Possibilities are endless. If you’re driven, you will find ways to practice no matter where you live. You may learn more on speaking opportunities in this post:
And if you need topics to make conversations with a friend on in a group, you may find this post useful:
7. Read out loud
Another act you can perform to hasten your spoken English is to read out loud from, say, a newspaper or an online article. You possibly can’t speak to others or to yourself for long, possibly because of lack of options, but you certainly can read out loud at will.
Reading out loud exercises the same vocal organs that you exercise when speaking to someone. We covered this in point # 6.
It’s an easy and 24×7 way to smoothen rough edges in your voice and get accustomed with your own voice especially when you don’t speak English regularly.

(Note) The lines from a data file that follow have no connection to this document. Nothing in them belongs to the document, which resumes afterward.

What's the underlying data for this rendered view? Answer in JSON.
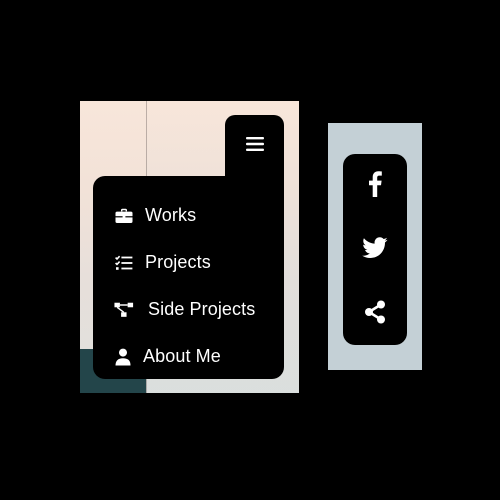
{
  "menu": {
    "toggle_icon": "hamburger-icon",
    "items": [
      {
        "label": "Works",
        "icon": "briefcase-icon"
      },
      {
        "label": "Projects",
        "icon": "checklist-icon"
      },
      {
        "label": "Side Projects",
        "icon": "sitemap-icon"
      },
      {
        "label": "About Me",
        "icon": "user-icon"
      }
    ]
  },
  "social": {
    "buttons": [
      {
        "icon": "facebook-icon"
      },
      {
        "icon": "twitter-icon"
      },
      {
        "icon": "share-icon"
      }
    ]
  },
  "colors": {
    "background": "#000000",
    "menu_bg": "#000000",
    "menu_text": "#ffffff",
    "panel_left_top": "#f8e6da",
    "panel_left_accent": "#23454a",
    "panel_right": "#c4d0d6"
  }
}
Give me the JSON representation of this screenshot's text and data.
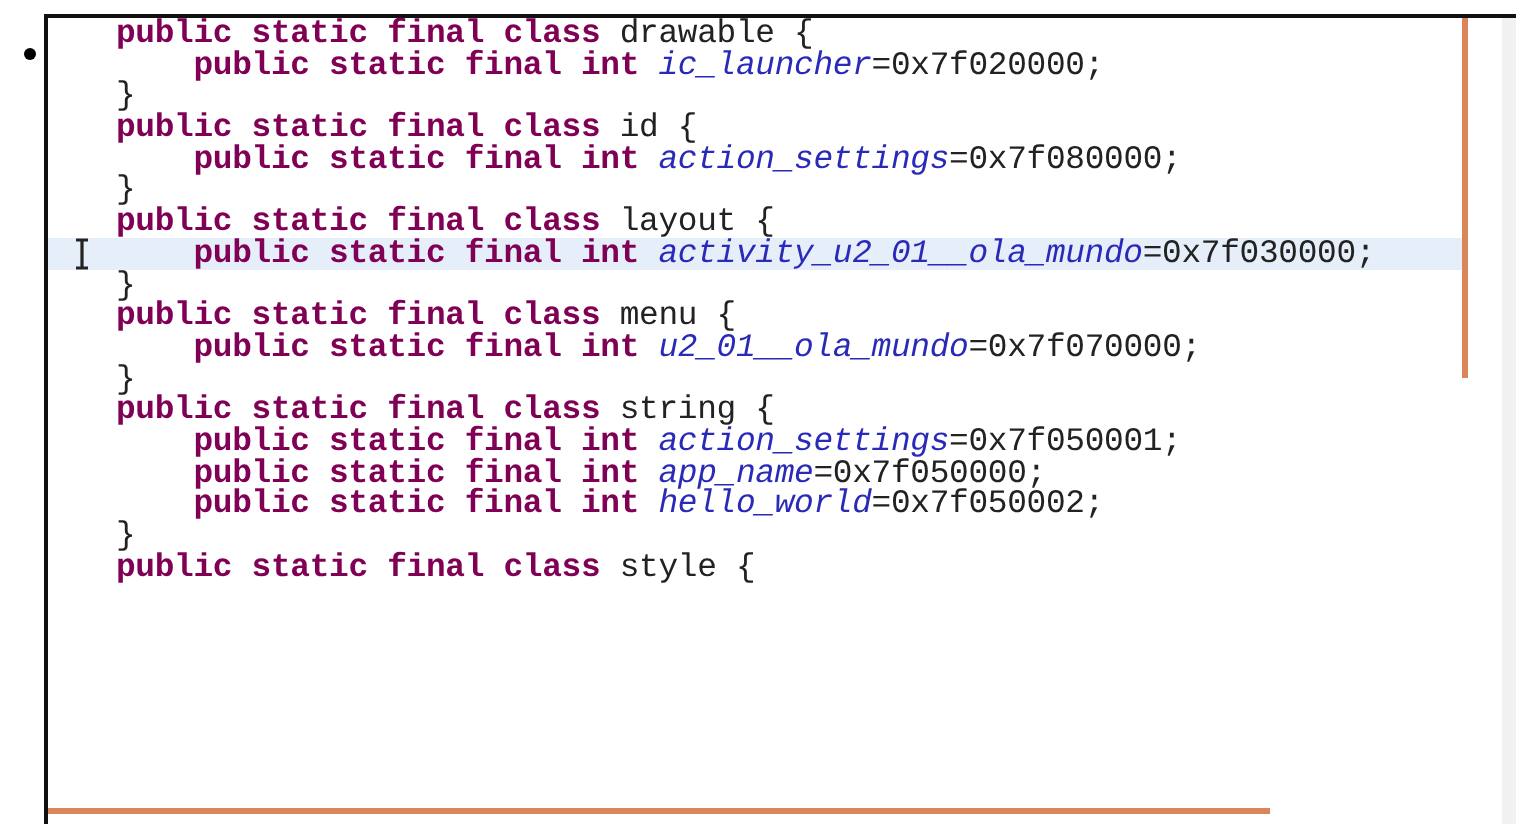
{
  "code_editor": {
    "classes": [
      {
        "keywords": "public static final class",
        "name": "drawable",
        "open": "{",
        "members": [
          {
            "keywords": "public static final int",
            "field": "ic_launcher",
            "value": "=0x7f020000;",
            "current": false
          }
        ],
        "close": "}"
      },
      {
        "keywords": "public static final class",
        "name": "id",
        "open": "{",
        "members": [
          {
            "keywords": "public static final int",
            "field": "action_settings",
            "value": "=0x7f080000;",
            "current": false
          }
        ],
        "close": "}"
      },
      {
        "keywords": "public static final class",
        "name": "layout",
        "open": "{",
        "members": [
          {
            "keywords": "public static final int",
            "field": "activity_u2_01__ola_mundo",
            "value": "=0x7f030000;",
            "current": true
          }
        ],
        "close": "}"
      },
      {
        "keywords": "public static final class",
        "name": "menu",
        "open": "{",
        "members": [
          {
            "keywords": "public static final int",
            "field": "u2_01__ola_mundo",
            "value": "=0x7f070000;",
            "current": false
          }
        ],
        "close": "}"
      },
      {
        "keywords": "public static final class",
        "name": "string",
        "open": "{",
        "members": [
          {
            "keywords": "public static final int",
            "field": "action_settings",
            "value": "=0x7f050001;",
            "current": false
          },
          {
            "keywords": "public static final int",
            "field": "app_name",
            "value": "=0x7f050000;",
            "current": false
          },
          {
            "keywords": "public static final int",
            "field": "hello_world",
            "value": "=0x7f050002;",
            "current": false
          }
        ],
        "close": "}"
      },
      {
        "keywords": "public static final class",
        "name": "style",
        "open": "{"
      }
    ]
  }
}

I’ve regularly practiced this exercise for ten minutes a day for the last few years.
Has it been effective?
I started with one session of five minutes in the morning and then increased it to two sessions of five minutes each. Need I say more?
8. If your vocabulary is poor…

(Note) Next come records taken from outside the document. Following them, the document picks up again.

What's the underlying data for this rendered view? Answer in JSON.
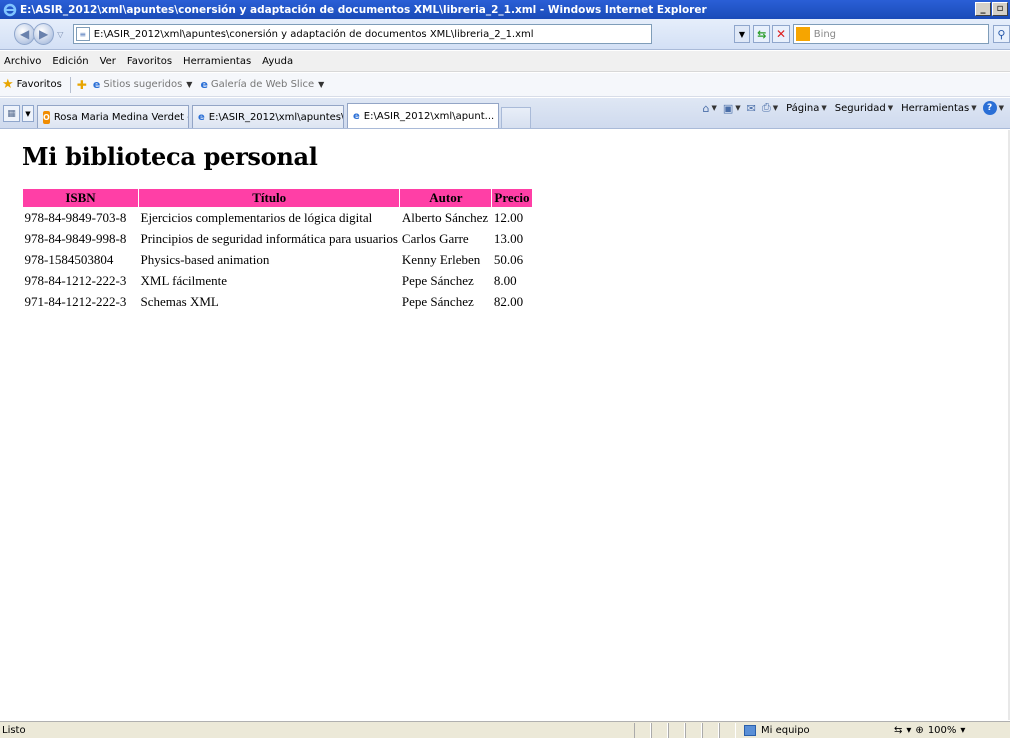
{
  "window": {
    "title": "E:\\ASIR_2012\\xml\\apuntes\\conersión y adaptación de documentos XML\\libreria_2_1.xml - Windows Internet Explorer",
    "minimize": "_",
    "maximize": "▫"
  },
  "address": {
    "url": "E:\\ASIR_2012\\xml\\apuntes\\conersión y adaptación de documentos XML\\libreria_2_1.xml",
    "search_placeholder": "Bing"
  },
  "menu": [
    "Archivo",
    "Edición",
    "Ver",
    "Favoritos",
    "Herramientas",
    "Ayuda"
  ],
  "favorites": {
    "label": "Favoritos",
    "links": [
      "Sitios sugeridos",
      "Galería de Web Slice"
    ]
  },
  "tabs": [
    {
      "label": "Rosa Maria Medina Verdet - ...",
      "icon": "o-icon"
    },
    {
      "label": "E:\\ASIR_2012\\xml\\apuntes\\...",
      "icon": "ie-icon"
    },
    {
      "label": "E:\\ASIR_2012\\xml\\apunt...",
      "icon": "ie-icon"
    }
  ],
  "commands": {
    "pagina": "Página",
    "seguridad": "Seguridad",
    "herramientas": "Herramientas"
  },
  "page": {
    "title": "Mi biblioteca personal",
    "headers": [
      "ISBN",
      "Título",
      "Autor",
      "Precio"
    ],
    "rows": [
      [
        "978-84-9849-703-8",
        "Ejercicios complementarios de lógica digital",
        "Alberto Sánchez",
        "12.00"
      ],
      [
        "978-84-9849-998-8",
        "Principios de seguridad informática para usuarios",
        "Carlos Garre",
        "13.00"
      ],
      [
        "978-1584503804",
        "Physics-based animation",
        "Kenny Erleben",
        "50.06"
      ],
      [
        "978-84-1212-222-3",
        "XML fácilmente",
        "Pepe Sánchez",
        "8.00"
      ],
      [
        "971-84-1212-222-3",
        "Schemas XML",
        "Pepe Sánchez",
        "82.00"
      ]
    ],
    "header_color": "#ff3fa6"
  },
  "status": {
    "text": "Listo",
    "zone": "Mi equipo",
    "zoom": "100%"
  }
}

Reading does improve your vocabulary, but understanding vocabulary through context alone takes time and therefore may not serve your purpose. In his book Word Power Made Easy, Norman Lewis talks of how most adults are building vocabulary at snail’s pace:
Educational testing indicates that children of ten who have grown up in families in which English is the native language have recognition vocabularies of over twenty thousand words. And that these same ten-year-olds have been learning new words at a rate of many hundreds a year since the age of four. In astonishing contrast, studies show that adults who are no longer attending school increase their vocabularies at a pace slower than twenty-five to fifty words annually.
25 to 50 words annually!
That’s abysmally low.
The reason is most people are improving their vocabulary passively by reading alone and taking no further action. If you want to build vocabulary faster, you need to:
- Actively note down words (while listening or reading) you’re not sure of
- Refer the dictionary for its meaning(s) and, most importantly, example sentences in which the word has been used. These example sentences are gold and you learn vocabulary the fastest through them
- Better yet, note the meaning and few example sentences down somewhere and review them after few days. (You need to be really motivated to do this. That’s why I mentioned find your ‘why’ as one of the points right in the beginning.)
Here is an example of the word ‘ingratiate’ from online Cambridge English Dictionary showing the meaning and example sentence:Improving vocabulary at a slow rate through passive reading is OK if your current vocabulary is decent and is not a stumbling block in your communication. But if you’ve some catchup to do, then you need to be more proactive in building your active vocabulary, and above is a way to achieve that.
I’ve described in detail – with exercises to practice – how to improve your active vocabulary in the following post (merely cramming meaning of words doesn’t work, because you can barely use a fraction of them in actual conversation):